━━━━━ Provided records

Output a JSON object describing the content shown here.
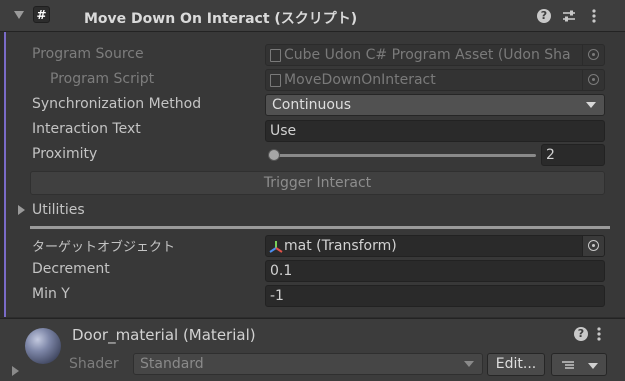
{
  "component": {
    "title": "Move Down On Interact (スクリプト)",
    "icon": "udon-script-icon"
  },
  "fields": {
    "program_source": {
      "label": "Program Source",
      "value": "Cube Udon C# Program Asset (Udon Sha"
    },
    "program_script": {
      "label": "Program Script",
      "value": "MoveDownOnInteract"
    },
    "sync_method": {
      "label": "Synchronization Method",
      "value": "Continuous"
    },
    "interaction_text": {
      "label": "Interaction Text",
      "value": "Use"
    },
    "proximity": {
      "label": "Proximity",
      "value": "2",
      "slider_fraction": 0.0
    },
    "trigger_button": "Trigger Interact",
    "utilities": "Utilities",
    "target_object": {
      "label": "ターゲットオブジェクト",
      "value": "mat (Transform)"
    },
    "decrement": {
      "label": "Decrement",
      "value": "0.1"
    },
    "min_y": {
      "label": "Min Y",
      "value": "-1"
    }
  },
  "material": {
    "name": "Door_material (Material)",
    "shader_label": "Shader",
    "shader_value": "Standard",
    "edit_button": "Edit..."
  },
  "colors": {
    "accent": "#7a6bc8",
    "header": "#3e3e3e",
    "panel": "#383838"
  }
}
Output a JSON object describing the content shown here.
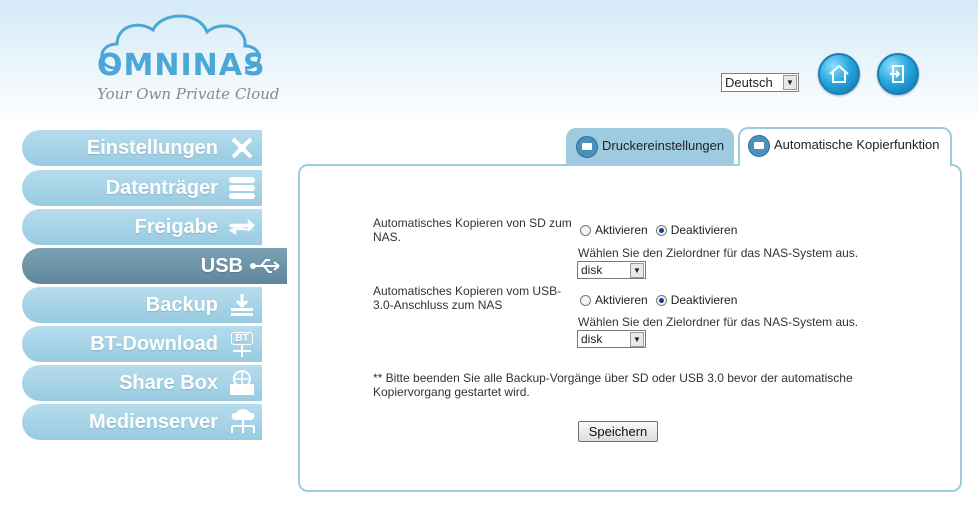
{
  "logo": {
    "name": "OMNINAS",
    "tagline": "Your Own Private Cloud"
  },
  "header": {
    "language": "Deutsch",
    "home_icon": "home-icon",
    "logout_icon": "logout-icon"
  },
  "sidebar": {
    "items": [
      {
        "label": "Einstellungen",
        "icon": "tools-icon"
      },
      {
        "label": "Datenträger",
        "icon": "disk-stack-icon"
      },
      {
        "label": "Freigabe",
        "icon": "share-arrows-icon"
      },
      {
        "label": "USB",
        "icon": "usb-icon"
      },
      {
        "label": "Backup",
        "icon": "backup-icon"
      },
      {
        "label": "BT-Download",
        "icon": "bt-icon",
        "badge": "BT"
      },
      {
        "label": "Share Box",
        "icon": "sharebox-icon"
      },
      {
        "label": "Medienserver",
        "icon": "media-server-icon"
      }
    ],
    "active": "USB"
  },
  "tabs": [
    {
      "label": "Druckereinstellungen",
      "active": false
    },
    {
      "label": "Automatische Kopierfunktion",
      "active": true
    }
  ],
  "form": {
    "sd": {
      "label": "Automatisches Kopieren von SD zum NAS.",
      "enable": "Aktivieren",
      "disable": "Deaktivieren",
      "selected": "Deaktivieren",
      "hint": "Wählen Sie den Zielordner für das NAS-System aus.",
      "folder": "disk"
    },
    "usb": {
      "label": "Automatisches Kopieren vom USB-3.0-Anschluss zum NAS",
      "enable": "Aktivieren",
      "disable": "Deaktivieren",
      "selected": "Deaktivieren",
      "hint": "Wählen Sie den Zielordner für das NAS-System aus.",
      "folder": "disk"
    },
    "note": "** Bitte beenden Sie alle Backup-Vorgänge über SD oder USB 3.0 bevor der automatische Kopiervorgang gestartet wird.",
    "save_label": "Speichern"
  },
  "colors": {
    "accent": "#9fcbe0",
    "nav": "#98cbe1",
    "nav_active": "#6a91a5",
    "logo_blue": "#4aa8d8"
  }
}
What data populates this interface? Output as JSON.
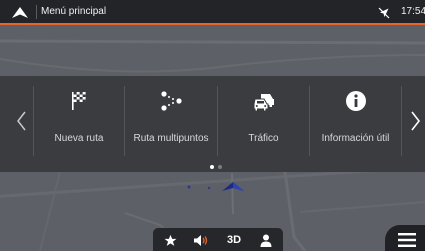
{
  "status_bar": {
    "title": "Menú principal",
    "time": "17:54",
    "icons": {
      "back": "navigation-arrow-icon",
      "gps": "gps-off-icon"
    },
    "accent_color": "#e9642a"
  },
  "main_menu": {
    "items": [
      {
        "label": "Nueva ruta",
        "icon": "checkered-flag-icon"
      },
      {
        "label": "Ruta multipuntos",
        "icon": "multipoint-route-icon"
      },
      {
        "label": "Tráfico",
        "icon": "traffic-car-icon"
      },
      {
        "label": "Información útil",
        "icon": "info-icon"
      }
    ],
    "nav": {
      "prev": "chevron-left-icon",
      "next": "chevron-right-icon"
    },
    "pagination": {
      "pages": 2,
      "current": 1
    }
  },
  "toolbar": {
    "view_mode": "3D",
    "icons": [
      "favorite-star-icon",
      "volume-icon",
      "user-icon"
    ]
  },
  "menu_button": {
    "icon": "hamburger-menu-icon"
  }
}
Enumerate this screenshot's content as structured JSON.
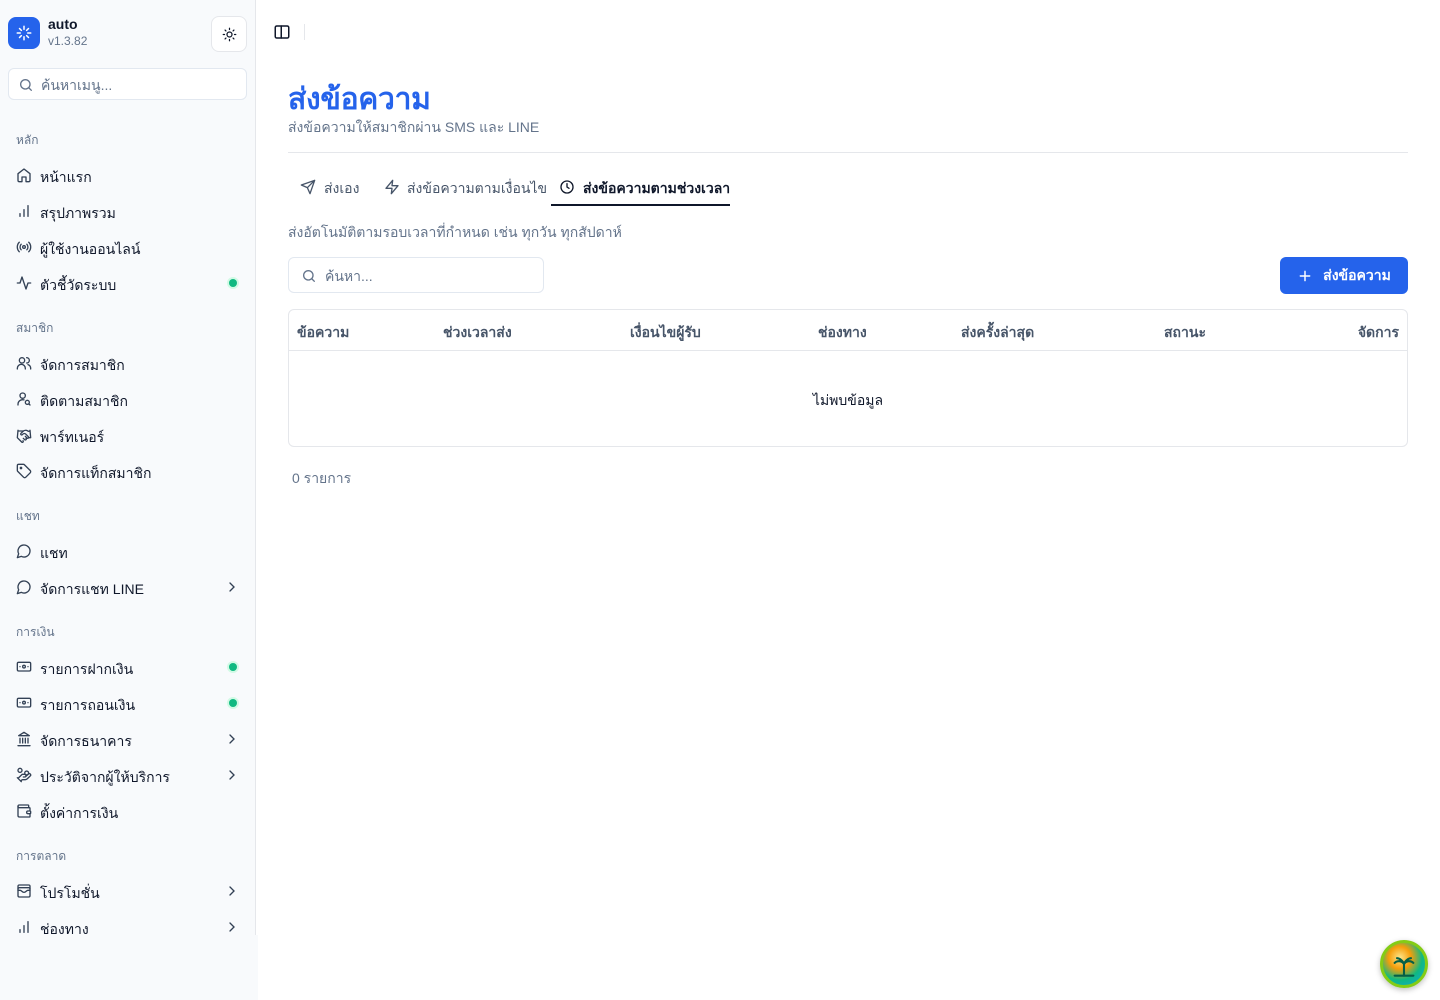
{
  "app": {
    "name": "auto",
    "version": "v1.3.82"
  },
  "sidebar": {
    "search_placeholder": "ค้นหาเมนู...",
    "sections": [
      {
        "title": "หลัก",
        "items": [
          {
            "label": "หน้าแรก",
            "icon": "home-icon"
          },
          {
            "label": "สรุปภาพรวม",
            "icon": "bar-chart-icon"
          },
          {
            "label": "ผู้ใช้งานออนไลน์",
            "icon": "radio-icon"
          },
          {
            "label": "ตัวชี้วัดระบบ",
            "icon": "activity-icon",
            "status_dot": true
          }
        ]
      },
      {
        "title": "สมาชิก",
        "items": [
          {
            "label": "จัดการสมาชิก",
            "icon": "users-icon"
          },
          {
            "label": "ติดตามสมาชิก",
            "icon": "user-search-icon"
          },
          {
            "label": "พาร์ทเนอร์",
            "icon": "handshake-icon"
          },
          {
            "label": "จัดการแท็กสมาชิก",
            "icon": "tag-icon"
          }
        ]
      },
      {
        "title": "แชท",
        "items": [
          {
            "label": "แชท",
            "icon": "message-circle-icon"
          },
          {
            "label": "จัดการแชท LINE",
            "icon": "message-circle-icon",
            "chevron": true
          }
        ]
      },
      {
        "title": "การเงิน",
        "items": [
          {
            "label": "รายการฝากเงิน",
            "icon": "deposit-icon",
            "status_dot": true
          },
          {
            "label": "รายการถอนเงิน",
            "icon": "withdraw-icon",
            "status_dot": true
          },
          {
            "label": "จัดการธนาคาร",
            "icon": "bank-icon",
            "chevron": true
          },
          {
            "label": "ประวัติจากผู้ให้บริการ",
            "icon": "hand-coins-icon",
            "chevron": true
          },
          {
            "label": "ตั้งค่าการเงิน",
            "icon": "wallet-icon"
          }
        ]
      },
      {
        "title": "การตลาด",
        "items": [
          {
            "label": "โปรโมชั่น",
            "icon": "wallet-cards-icon",
            "chevron": true
          },
          {
            "label": "ช่องทาง",
            "icon": "bar-chart-icon",
            "chevron": true
          }
        ]
      }
    ]
  },
  "page": {
    "title": "ส่งข้อความ",
    "subtitle": "ส่งข้อความให้สมาชิกผ่าน SMS และ LINE",
    "tabs": [
      {
        "label": "ส่งเอง",
        "icon": "send-icon"
      },
      {
        "label": "ส่งข้อความตามเงื่อนไข",
        "icon": "zap-icon"
      },
      {
        "label": "ส่งข้อความตามช่วงเวลา",
        "icon": "clock-icon",
        "active": true
      }
    ],
    "tab_description": "ส่งอัตโนมัติตามรอบเวลาที่กำหนด เช่น ทุกวัน ทุกสัปดาห์",
    "search_placeholder": "ค้นหา...",
    "add_button_label": "ส่งข้อความ",
    "table": {
      "columns": [
        "ข้อความ",
        "ช่วงเวลาส่ง",
        "เงื่อนไขผู้รับ",
        "ช่องทาง",
        "ส่งครั้งล่าสุด",
        "สถานะ",
        "จัดการ"
      ],
      "rows": [],
      "empty_text": "ไม่พบข้อมูล"
    },
    "record_count": "0 รายการ"
  },
  "colors": {
    "accent": "#2563eb",
    "status_dot": "#10b981"
  }
}
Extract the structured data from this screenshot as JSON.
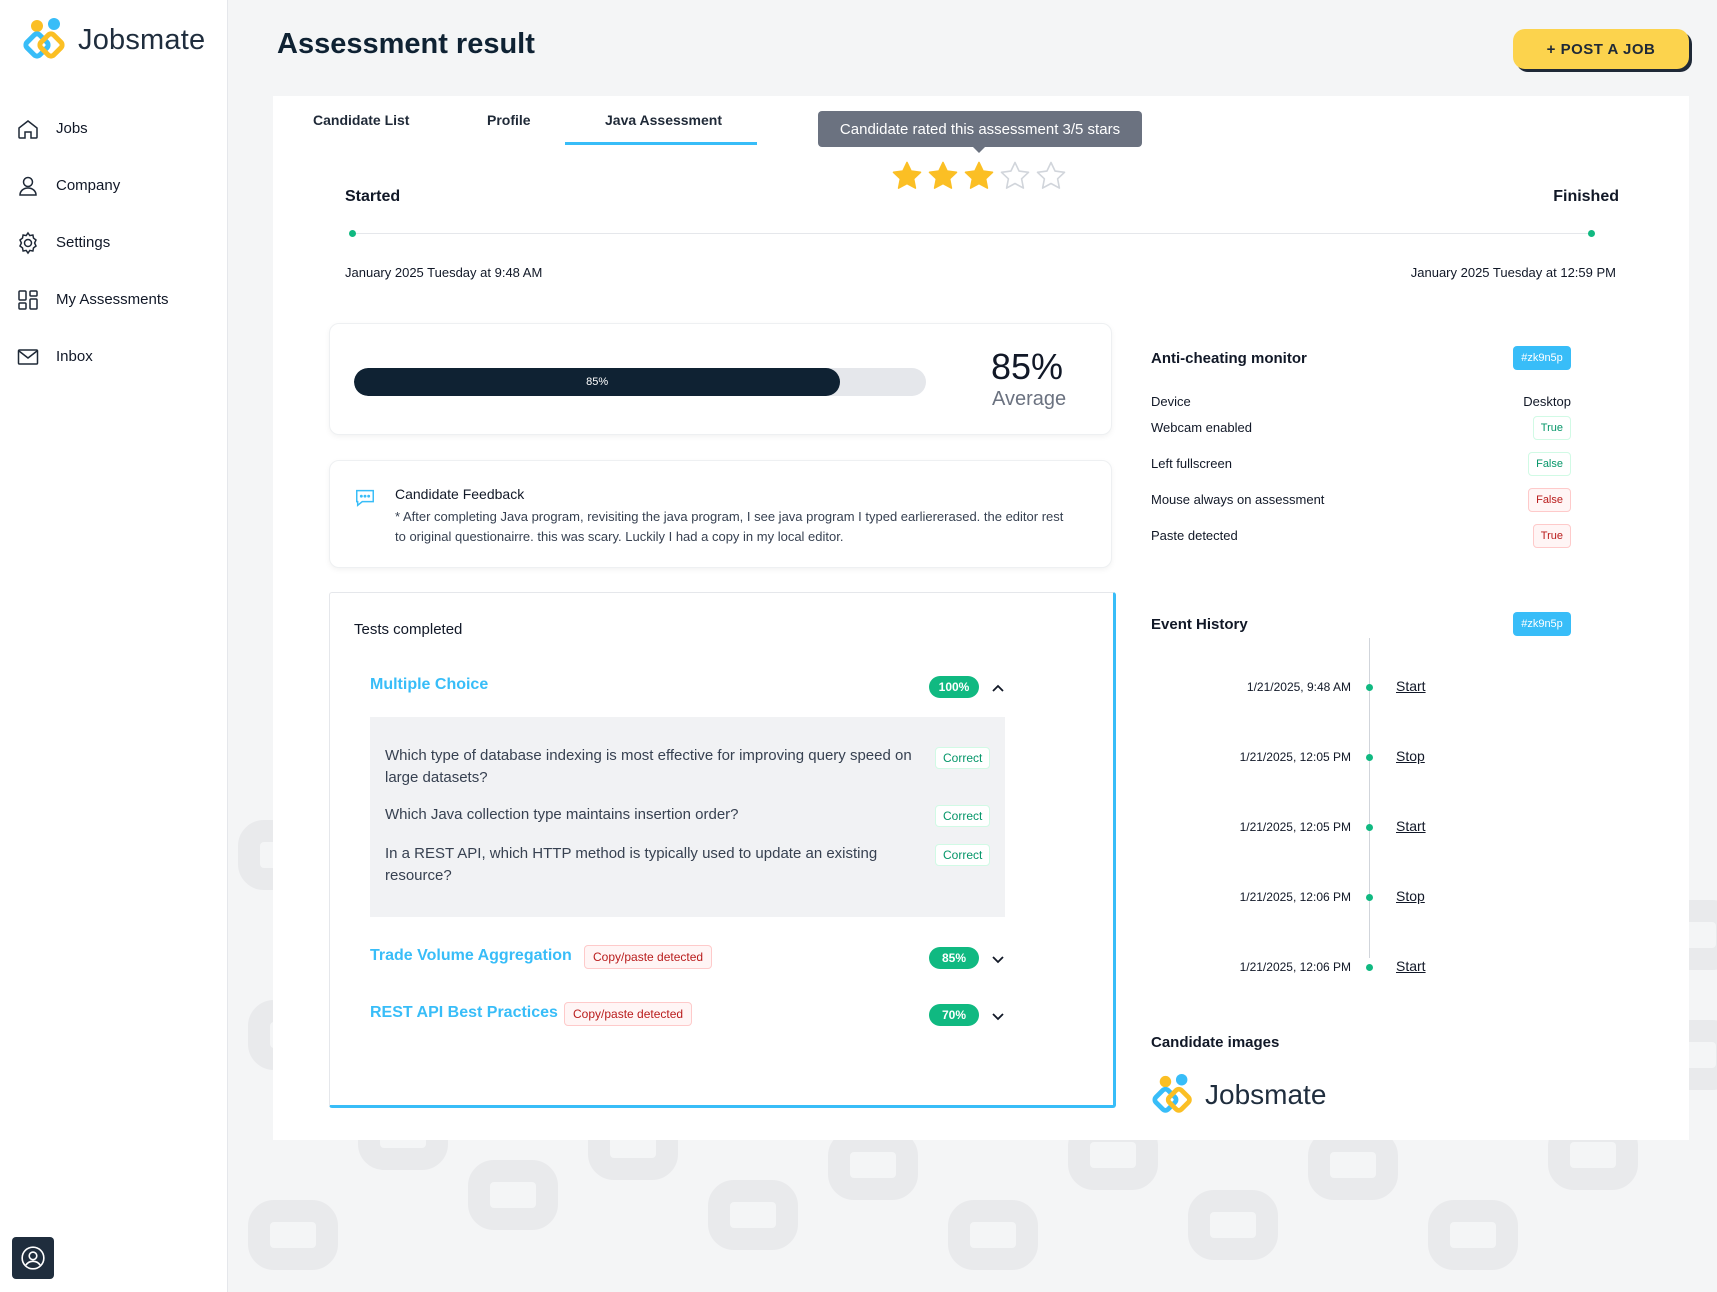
{
  "app": {
    "logo_text": "Jobsmate"
  },
  "sidebar": {
    "items": [
      {
        "label": "Jobs",
        "icon": "home-icon"
      },
      {
        "label": "Company",
        "icon": "user-icon"
      },
      {
        "label": "Settings",
        "icon": "gear-icon"
      },
      {
        "label": "My Assessments",
        "icon": "grid-icon"
      },
      {
        "label": "Inbox",
        "icon": "mail-icon"
      }
    ]
  },
  "header": {
    "title": "Assessment result",
    "post_job_label": "+ POST A JOB"
  },
  "tabs": [
    {
      "label": "Candidate List",
      "active": false
    },
    {
      "label": "Profile",
      "active": false
    },
    {
      "label": "Java Assessment",
      "active": true
    }
  ],
  "rating": {
    "tooltip": "Candidate rated this assessment 3/5 stars",
    "value": 3,
    "max": 5,
    "color": "#fbbf24"
  },
  "timeline": {
    "start_label": "Started",
    "end_label": "Finished",
    "start_date": "January 2025 Tuesday at 9:48 AM",
    "end_date": "January 2025 Tuesday at 12:59 PM"
  },
  "average": {
    "progress": 85,
    "progress_label": "85%",
    "value": "85%",
    "label": "Average"
  },
  "feedback": {
    "title": "Candidate Feedback",
    "text": "* After completing Java program, revisiting the java program, I see java program I typed earliererased. the editor rest to original questionairre. this was scary. Luckily I had a copy in my local editor."
  },
  "tests": {
    "title": "Tests completed",
    "items": [
      {
        "name": "Multiple Choice",
        "score": "100%",
        "expanded": true,
        "questions": [
          {
            "text": "Which type of database indexing is most effective for improving query speed on large datasets?",
            "status": "Correct"
          },
          {
            "text": "Which Java collection type maintains insertion order?",
            "status": "Correct"
          },
          {
            "text": "In a REST API, which HTTP method is typically used to update an existing resource?",
            "status": "Correct"
          }
        ]
      },
      {
        "name": "Trade Volume Aggregation",
        "score": "85%",
        "warning": "Copy/paste detected",
        "expanded": false
      },
      {
        "name": "REST API Best Practices",
        "score": "70%",
        "warning": "Copy/paste detected",
        "expanded": false
      }
    ]
  },
  "anti_cheating": {
    "title": "Anti-cheating monitor",
    "id": "#zk9n5p",
    "rows": [
      {
        "label": "Device",
        "value": "Desktop"
      },
      {
        "label": "Webcam enabled",
        "value": "True"
      },
      {
        "label": "Left fullscreen",
        "value": "False"
      },
      {
        "label": "Mouse always on assessment",
        "value": "False"
      },
      {
        "label": "Paste detected",
        "value": "True"
      }
    ]
  },
  "event_history": {
    "title": "Event History",
    "id": "#zk9n5p",
    "events": [
      {
        "time": "1/21/2025, 9:48 AM",
        "action": "Start"
      },
      {
        "time": "1/21/2025, 12:05 PM",
        "action": "Stop"
      },
      {
        "time": "1/21/2025, 12:05 PM",
        "action": "Start"
      },
      {
        "time": "1/21/2025, 12:06 PM",
        "action": "Stop"
      },
      {
        "time": "1/21/2025, 12:06 PM",
        "action": "Start"
      }
    ]
  },
  "candidate_images": {
    "title": "Candidate images",
    "logo_text": "Jobsmate"
  },
  "colors": {
    "accent": "#38bdf8",
    "primary_dark": "#0f2233",
    "success": "#10b981",
    "danger": "#b91c1c",
    "cta": "#fcd34d"
  }
}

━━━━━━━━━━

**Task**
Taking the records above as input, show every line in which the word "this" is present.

**Problem solution**
What data populates this interface? Output as JSON.
Enumerate this screenshot's content as structured JSON.
Extract the structured data from this screenshot as JSON.
    "tooltip": "Candidate rated this assessment 3/5 stars",
    "text": "* After completing Java program, revisiting the java program, I see java program I typed earliererased. the editor rest to original questionairre. this was scary. Luckily I had a copy in my local editor."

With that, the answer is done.